Command Approach

Keith Stewart

land doctrine cf
Land Doctrine: CF

“Mission Command ... has three enduring tenets: the importance of understanding a superior commander’s intent, a clear responsibility to fulfil that intent, and timely decision-making. The underlying requirement is the fundamental responsibility to act within the framework of the commander’s intentions. Together, this requires a style of command that promotes decentralized decision-making, freedom and speed of action, and initiative.”

(CFP 300(3) Land Force Command)

field marshal slim
Field Marshal Slim

“ Commanders at all levels had to act more on their own; they were given greater latitude to work out their own plans to achieve what they knew was the Army Commander’s intention. In time they developed to a marked degree a flexibility of mind and a firmness of decision that enabled them to act swiftly to take advantage of sudden information or changing circumstances without reference to their superiors. …This requires in the higher command a corresponding flexibility of mind, confidence in subordinates, and the power to make its intentions clear through the force.”

Quoted in UK ADP Land Operations

“I have published under my name a good many operational orders and a good many directives… but there is one paragraph in the order that I have always written myself… the intention paragraph.”

Quoted in CFP 300(3)

the influence of technology
The Influence of Technology
  • By the late 18th Century central control of forces was becoming unrealistic
    • Improved weapons technology
    • Requirement for reduced concentration
    • Formations broken up
    • Communications could not keep up
  • Historically, junior officers’ roles were focused on motivation rather than direction
  • Dispersion:

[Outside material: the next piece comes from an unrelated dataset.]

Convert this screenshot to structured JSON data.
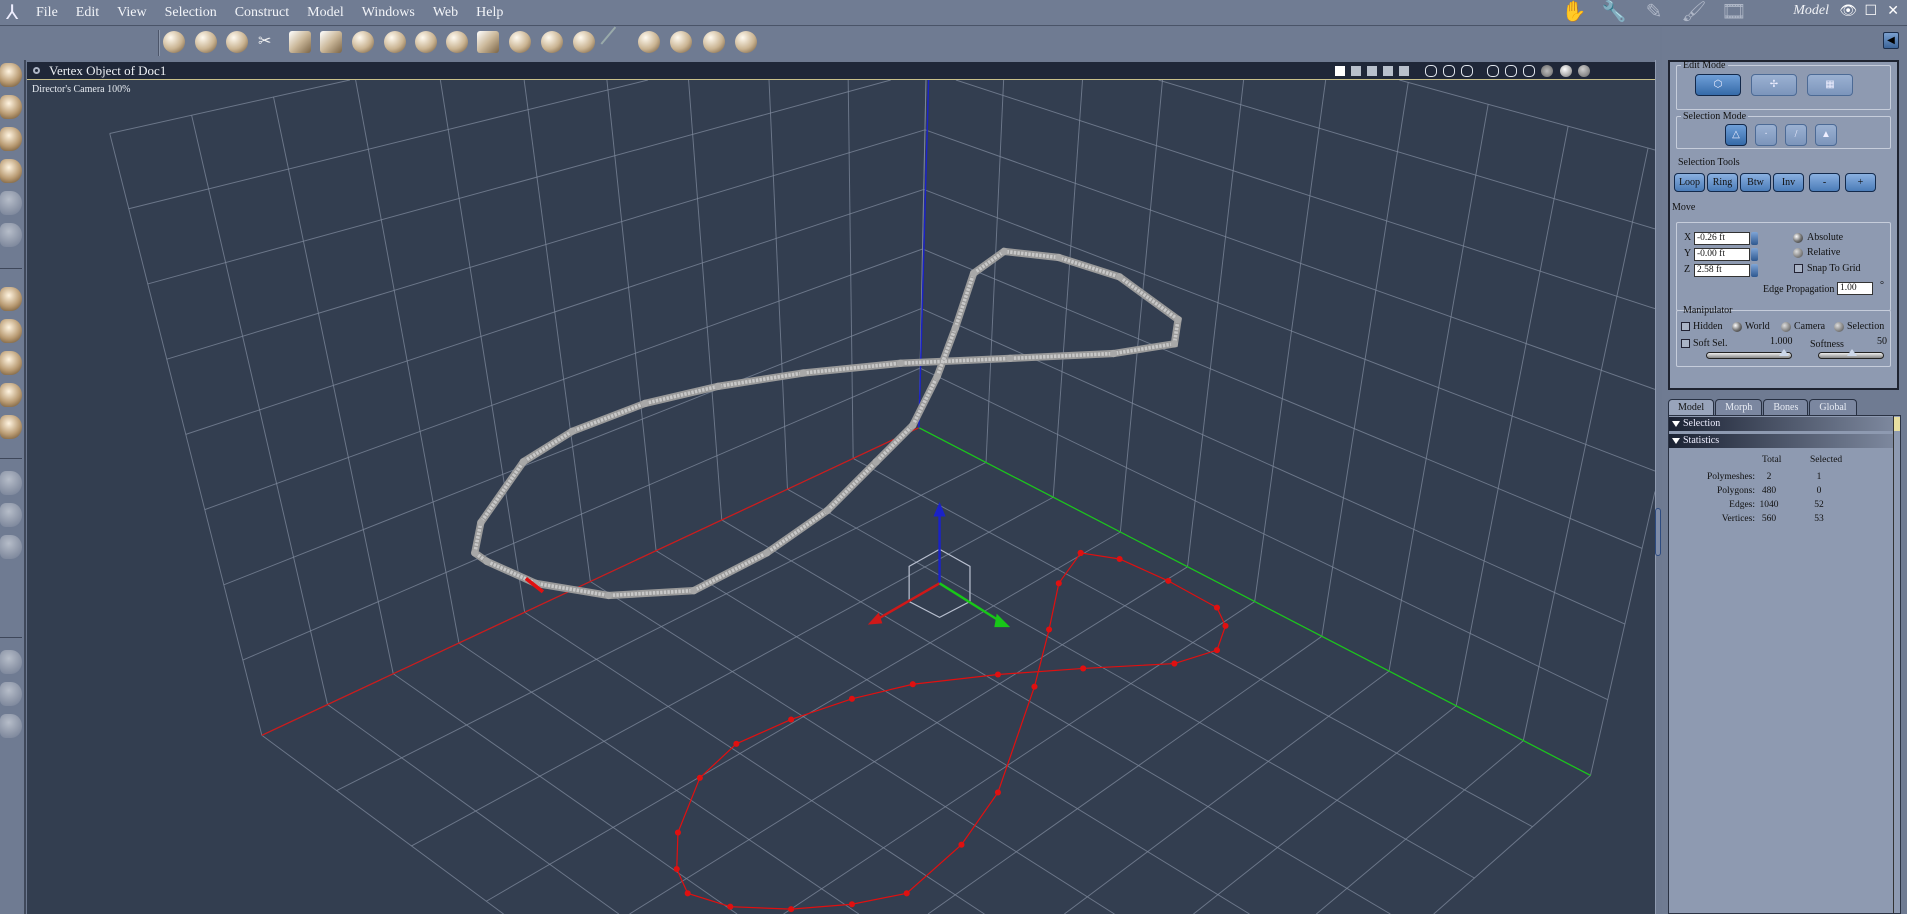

“Only when modern weapons forced armies to burrow into the ground and wear uniforms that made them hard to see did junior officers have to become minor tacticians.” (Desmond Morton)

  • With dispersion, advantage was gained by forces that could delegate command authority
  • Effective reform required more than structural change
  • Responsiveness of French commanders to the will of Napoleon is noted
  • Gneisenau’s concept of command by direction:
    • Clarity of objectives
    • Only general indications of method
    • Enables initiative in the face of opportunity
  • Moltke blends these ideas with Clausewitz’s notion of chaos
    • Control should be devolved to the level at which the commander can read the battle
    • Orders are prone to obsolescence as situations change
    • Strict obedience to the superior commander’s intent may require subordinates to alter or even disregard the original order
    • Officers must have independence of mind
  • These reforms took time to embed in the culture
mission command and neops
Mission Command and NEOps
  • New CIS technology:
    • has caught up!
    • supports any command approach
    • “At the tactical level, network-enabled capabilities enhance forward command.” (UK ADP Land Operations 2005)
    • Soviet forces used “C3I systems to strengthen top-down authority in a system described as ‘forward command from the rear’”(Toffler, 1994)

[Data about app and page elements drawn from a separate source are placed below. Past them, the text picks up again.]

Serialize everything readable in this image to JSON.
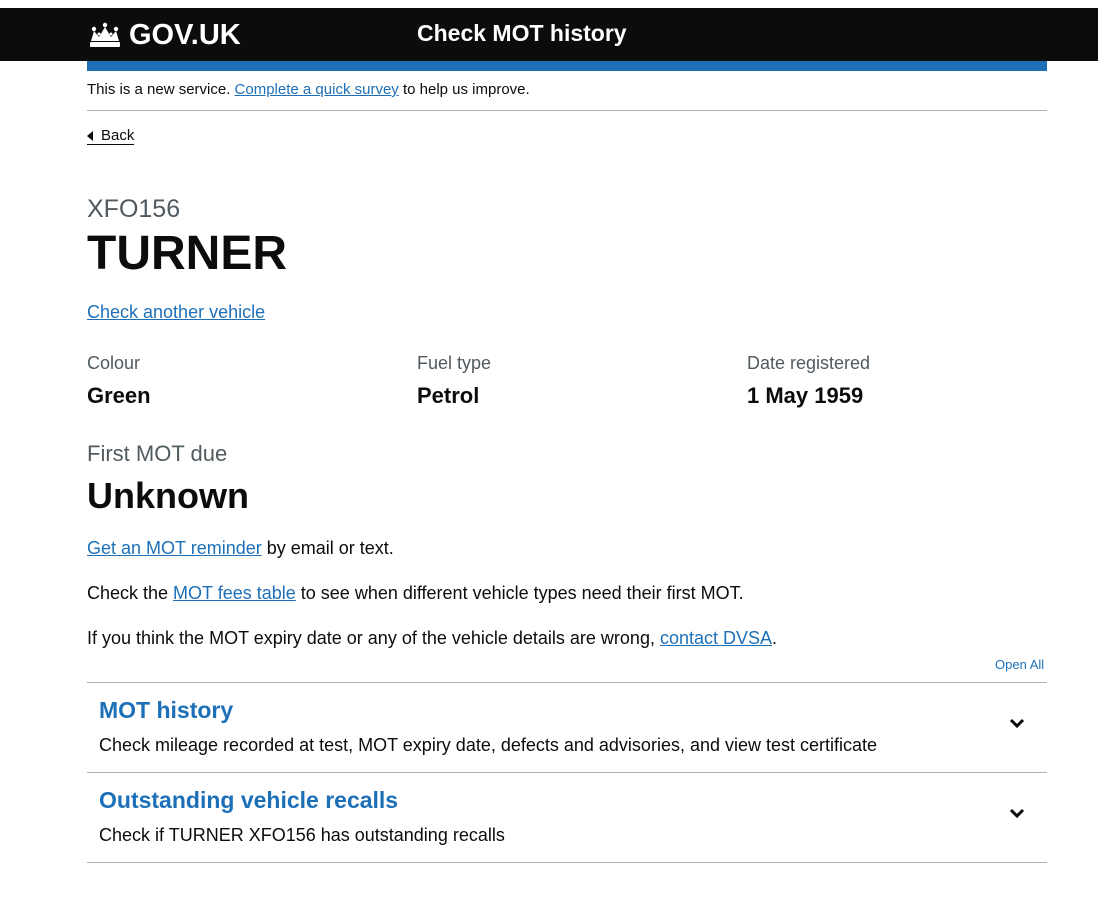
{
  "header": {
    "logo_text": "GOV.UK",
    "service_name": "Check MOT history"
  },
  "beta_banner": {
    "prefix": "This is a new service. ",
    "link": "Complete a quick survey",
    "suffix": " to help us improve."
  },
  "back_link": "Back",
  "vehicle": {
    "registration": "XFO156",
    "make": "TURNER",
    "check_another": "Check another vehicle",
    "details": [
      {
        "label": "Colour",
        "value": "Green"
      },
      {
        "label": "Fuel type",
        "value": "Petrol"
      },
      {
        "label": "Date registered",
        "value": "1 May 1959"
      }
    ],
    "first_mot_label": "First MOT due",
    "first_mot_value": "Unknown"
  },
  "paragraphs": {
    "reminder_link": "Get an MOT reminder",
    "reminder_suffix": " by email or text.",
    "fees_prefix": "Check the ",
    "fees_link": "MOT fees table",
    "fees_suffix": " to see when different vehicle types need their first MOT.",
    "wrong_prefix": "If you think the MOT expiry date or any of the vehicle details are wrong, ",
    "wrong_link": "contact DVSA",
    "wrong_suffix": "."
  },
  "accordion": {
    "open_all": "Open All",
    "sections": [
      {
        "title": "MOT history",
        "summary": "Check mileage recorded at test, MOT expiry date, defects and advisories, and view test certificate"
      },
      {
        "title": "Outstanding vehicle recalls",
        "summary": "Check if TURNER XFO156 has outstanding recalls"
      }
    ]
  },
  "colors": {
    "header_bg": "#0b0c0c",
    "brand_blue": "#1d70b8",
    "link": "#1d70b8",
    "secondary_text": "#505a5f"
  },
  "icons": [
    "crown-icon",
    "back-arrow-icon",
    "chevron-down-icon"
  ]
}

Command Approach

conceptual framework for c 2


Conceptual Framework for C2

The creative and purposeful exercise of legitimate authority to accomplish the mission legally, professionally and ethically.

Those structures and processes devised by Command to enable it and to manage risk.



The establishment of common intent to achieve coordinated action.

concept of intent
Concept of Intent
  • Intent is more than a goal or a purpose:
    • Includes the implications of a particular goal or purpose in a specific context and the expectation for actions in that context
  • Therefore it encompasses all of the connotations associated with a specific goal or purpose
  • It should convey the meaning behind a particular goal or purpose
commander s intent
Commander’s Intent
  • Commander’s goal or objective, including all of its associated connotations
    • Both explicitly stated and implied
  • Commander’s intent:

1) directs action in foreseen situations

2) guides action in unforeseen situations